# [Directions for this task]
Make an exact copy of the records, leaving out the images.

- - - - -

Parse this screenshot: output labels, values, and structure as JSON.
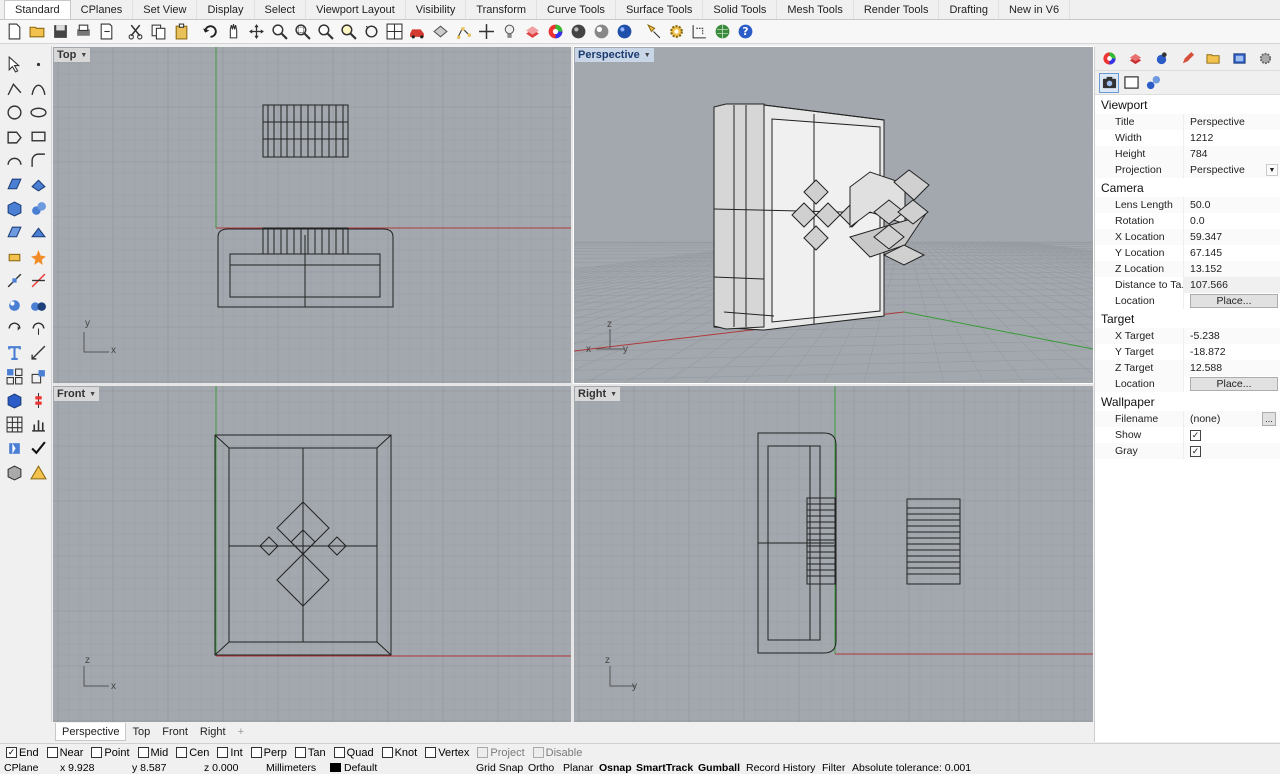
{
  "tabs": [
    "Standard",
    "CPlanes",
    "Set View",
    "Display",
    "Select",
    "Viewport Layout",
    "Visibility",
    "Transform",
    "Curve Tools",
    "Surface Tools",
    "Solid Tools",
    "Mesh Tools",
    "Render Tools",
    "Drafting",
    "New in V6"
  ],
  "active_tab": "Standard",
  "viewports": {
    "top": {
      "label": "Top",
      "axis_v": "y",
      "axis_h": "x"
    },
    "perspective": {
      "label": "Perspective",
      "axis_v": "z",
      "axis_h": "x",
      "axis_h2": "y"
    },
    "front": {
      "label": "Front",
      "axis_v": "z",
      "axis_h": "x"
    },
    "right": {
      "label": "Right",
      "axis_v": "z",
      "axis_h": "y"
    }
  },
  "viewport_tabs": [
    "Perspective",
    "Top",
    "Front",
    "Right"
  ],
  "active_viewport_tab": "Perspective",
  "panel": {
    "viewport_title": "Viewport",
    "viewport_rows": [
      {
        "key": "Title",
        "value": "Perspective"
      },
      {
        "key": "Width",
        "value": "1212"
      },
      {
        "key": "Height",
        "value": "784"
      }
    ],
    "projection": {
      "key": "Projection",
      "value": "Perspective"
    },
    "camera_title": "Camera",
    "camera_rows": [
      {
        "key": "Lens Length",
        "value": "50.0"
      },
      {
        "key": "Rotation",
        "value": "0.0"
      },
      {
        "key": "X Location",
        "value": "59.347"
      },
      {
        "key": "Y Location",
        "value": "67.145"
      },
      {
        "key": "Z Location",
        "value": "13.152"
      },
      {
        "key": "Distance to Ta...",
        "value": "107.566"
      }
    ],
    "camera_location": {
      "key": "Location",
      "button": "Place..."
    },
    "target_title": "Target",
    "target_rows": [
      {
        "key": "X Target",
        "value": "-5.238"
      },
      {
        "key": "Y Target",
        "value": "-18.872"
      },
      {
        "key": "Z Target",
        "value": "12.588"
      }
    ],
    "target_location": {
      "key": "Location",
      "button": "Place..."
    },
    "wallpaper_title": "Wallpaper",
    "wallpaper_filename": {
      "key": "Filename",
      "value": "(none)",
      "button": "..."
    },
    "wallpaper_show": {
      "key": "Show",
      "checked": true
    },
    "wallpaper_gray": {
      "key": "Gray",
      "checked": true
    }
  },
  "osnap": [
    {
      "label": "End",
      "checked": true,
      "enabled": true
    },
    {
      "label": "Near",
      "checked": false,
      "enabled": true
    },
    {
      "label": "Point",
      "checked": false,
      "enabled": true
    },
    {
      "label": "Mid",
      "checked": false,
      "enabled": true
    },
    {
      "label": "Cen",
      "checked": false,
      "enabled": true
    },
    {
      "label": "Int",
      "checked": false,
      "enabled": true
    },
    {
      "label": "Perp",
      "checked": false,
      "enabled": true
    },
    {
      "label": "Tan",
      "checked": false,
      "enabled": true
    },
    {
      "label": "Quad",
      "checked": false,
      "enabled": true
    },
    {
      "label": "Knot",
      "checked": false,
      "enabled": true
    },
    {
      "label": "Vertex",
      "checked": false,
      "enabled": true
    },
    {
      "label": "Project",
      "checked": false,
      "enabled": false
    },
    {
      "label": "Disable",
      "checked": false,
      "enabled": false
    }
  ],
  "status": {
    "cplane": "CPlane",
    "x": "x 9.928",
    "y": "y 8.587",
    "z": "z 0.000",
    "units": "Millimeters",
    "layer": "Default",
    "grid_snap": "Grid Snap",
    "ortho": "Ortho",
    "planar": "Planar",
    "osnap": "Osnap",
    "smarttrack": "SmartTrack",
    "gumball": "Gumball",
    "record_history": "Record History",
    "filter": "Filter",
    "tolerance": "Absolute tolerance: 0.001"
  },
  "colors": {
    "viewport_bg": "#a3a8ae",
    "grid_minor": "#9aa0a6",
    "grid_major": "#8e949a",
    "x_axis": "#b03a3a",
    "y_axis": "#3a9a3a",
    "active_label": "#c9d6e8"
  }
}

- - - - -

# [Reply]
Parse this screenshot: output labels, values, and structure as JSON.
{
  "tabs": [
    "Standard",
    "CPlanes",
    "Set View",
    "Display",
    "Select",
    "Viewport Layout",
    "Visibility",
    "Transform",
    "Curve Tools",
    "Surface Tools",
    "Solid Tools",
    "Mesh Tools",
    "Render Tools",
    "Drafting",
    "New in V6"
  ],
  "active_tab": "Standard",
  "viewports": {
    "top": {
      "label": "Top",
      "axis_v": "y",
      "axis_h": "x"
    },
    "perspective": {
      "label": "Perspective",
      "axis_v": "z",
      "axis_h": "x",
      "axis_h2": "y"
    },
    "front": {
      "label": "Front",
      "axis_v": "z",
      "axis_h": "x"
    },
    "right": {
      "label": "Right",
      "axis_v": "z",
      "axis_h": "y"
    }
  },
  "viewport_tabs": [
    "Perspective",
    "Top",
    "Front",
    "Right"
  ],
  "active_viewport_tab": "Perspective",
  "panel": {
    "viewport_title": "Viewport",
    "viewport_rows": [
      {
        "key": "Title",
        "value": "Perspective"
      },
      {
        "key": "Width",
        "value": "1212"
      },
      {
        "key": "Height",
        "value": "784"
      }
    ],
    "projection": {
      "key": "Projection",
      "value": "Perspective"
    },
    "camera_title": "Camera",
    "camera_rows": [
      {
        "key": "Lens Length",
        "value": "50.0"
      },
      {
        "key": "Rotation",
        "value": "0.0"
      },
      {
        "key": "X Location",
        "value": "59.347"
      },
      {
        "key": "Y Location",
        "value": "67.145"
      },
      {
        "key": "Z Location",
        "value": "13.152"
      },
      {
        "key": "Distance to Ta...",
        "value": "107.566"
      }
    ],
    "camera_location": {
      "key": "Location",
      "button": "Place..."
    },
    "target_title": "Target",
    "target_rows": [
      {
        "key": "X Target",
        "value": "-5.238"
      },
      {
        "key": "Y Target",
        "value": "-18.872"
      },
      {
        "key": "Z Target",
        "value": "12.588"
      }
    ],
    "target_location": {
      "key": "Location",
      "button": "Place..."
    },
    "wallpaper_title": "Wallpaper",
    "wallpaper_filename": {
      "key": "Filename",
      "value": "(none)",
      "button": "..."
    },
    "wallpaper_show": {
      "key": "Show",
      "checked": true
    },
    "wallpaper_gray": {
      "key": "Gray",
      "checked": true
    }
  },
  "osnap": [
    {
      "label": "End",
      "checked": true,
      "enabled": true
    },
    {
      "label": "Near",
      "checked": false,
      "enabled": true
    },
    {
      "label": "Point",
      "checked": false,
      "enabled": true
    },
    {
      "label": "Mid",
      "checked": false,
      "enabled": true
    },
    {
      "label": "Cen",
      "checked": false,
      "enabled": true
    },
    {
      "label": "Int",
      "checked": false,
      "enabled": true
    },
    {
      "label": "Perp",
      "checked": false,
      "enabled": true
    },
    {
      "label": "Tan",
      "checked": false,
      "enabled": true
    },
    {
      "label": "Quad",
      "checked": false,
      "enabled": true
    },
    {
      "label": "Knot",
      "checked": false,
      "enabled": true
    },
    {
      "label": "Vertex",
      "checked": false,
      "enabled": true
    },
    {
      "label": "Project",
      "checked": false,
      "enabled": false
    },
    {
      "label": "Disable",
      "checked": false,
      "enabled": false
    }
  ],
  "status": {
    "cplane": "CPlane",
    "x": "x 9.928",
    "y": "y 8.587",
    "z": "z 0.000",
    "units": "Millimeters",
    "layer": "Default",
    "grid_snap": "Grid Snap",
    "ortho": "Ortho",
    "planar": "Planar",
    "osnap": "Osnap",
    "smarttrack": "SmartTrack",
    "gumball": "Gumball",
    "record_history": "Record History",
    "filter": "Filter",
    "tolerance": "Absolute tolerance: 0.001"
  },
  "colors": {
    "viewport_bg": "#a3a8ae",
    "grid_minor": "#9aa0a6",
    "grid_major": "#8e949a",
    "x_axis": "#b03a3a",
    "y_axis": "#3a9a3a",
    "active_label": "#c9d6e8"
  }
}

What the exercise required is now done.